by Wolff - published on , updated on

Tadpoles dancin' the boogie: the best way to control gaze during swimming

Temporal calibration of locomotor-induced oculomotor behavior in larval frog
Bacqué-Cazenave J, Courtand G, Beraneck M, Lambert FM, Combes D.
Temporal Relationship of Ocular and Tail Segmental Movements Underlying Locomotor-Induced Gaze Stabilization During Undulatory Swimming in Larval Xenopus. Front Neural Circuits. 2018 Oct 29;12:95. doi: 10.3389/fncir.2018.00095. eCollection 2018.

Prior to visuo-vestibular reflexes frog tadpoles use the locomotor signal elicited from spinal motor networks to enhance gaze stabilization during undulatory swimming. The locomotor-induced oculomotor behavior produced by such a feed-forward efference copy-based mechanism remained poorly understood.

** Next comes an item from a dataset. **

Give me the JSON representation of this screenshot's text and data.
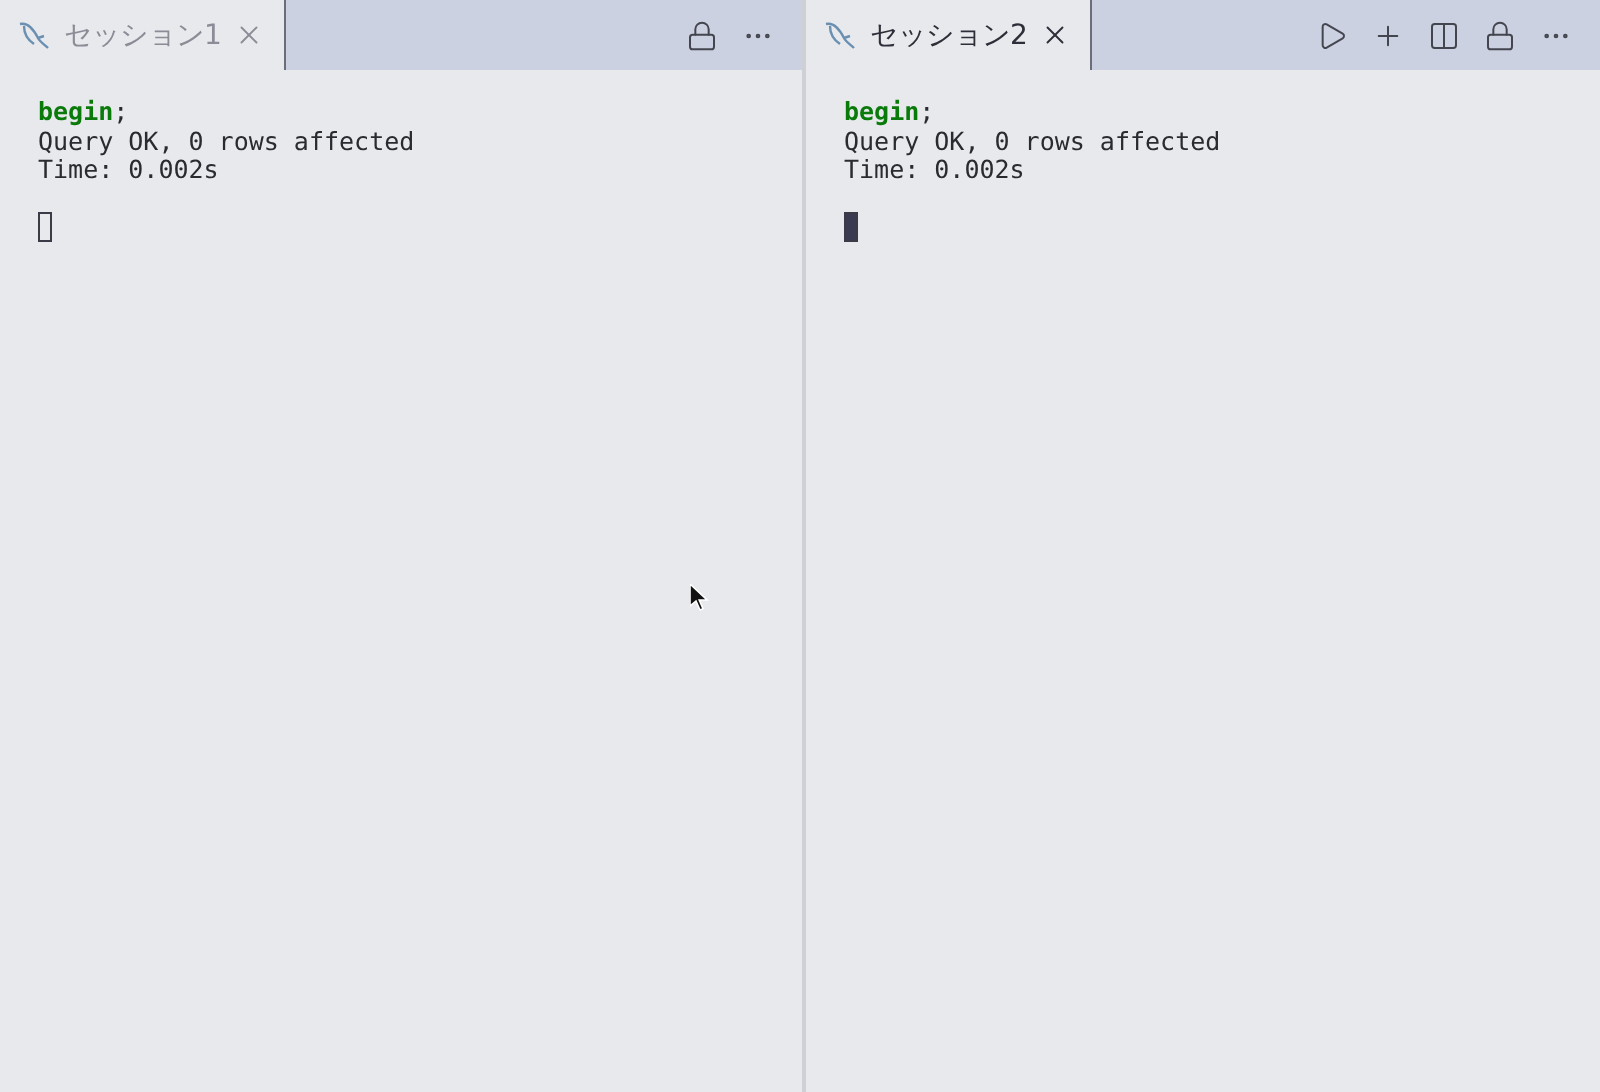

Julien Bacqué-Cazenave and colleagues from the OASM team recently investigated the temporal tuning of eye and tail segmental movements during undulatory swimming in larval xenopus. The quantification of the locomotor-induced oculomotor behavior revealed that rostral spinal motor CPGs generate conjugate eye movements that compensate undulation of the mid-caudal tail, the tail section that produce the maximum swimming thrust in the water. For this project, Gilles Courtand, manager of the IMAGYS core facility developed a python-based software allowing the automatic high speed video-tracking of body parts (eyes, tail segments, limb…) in aquatic small vertebrate such as larval frog that are now available for the entire scientific community: https://github.com/gillescourtand/xenopusProject.

Download the article here : https://www.frontiersin.org/articles/10.3389/fncir.2018.00095/full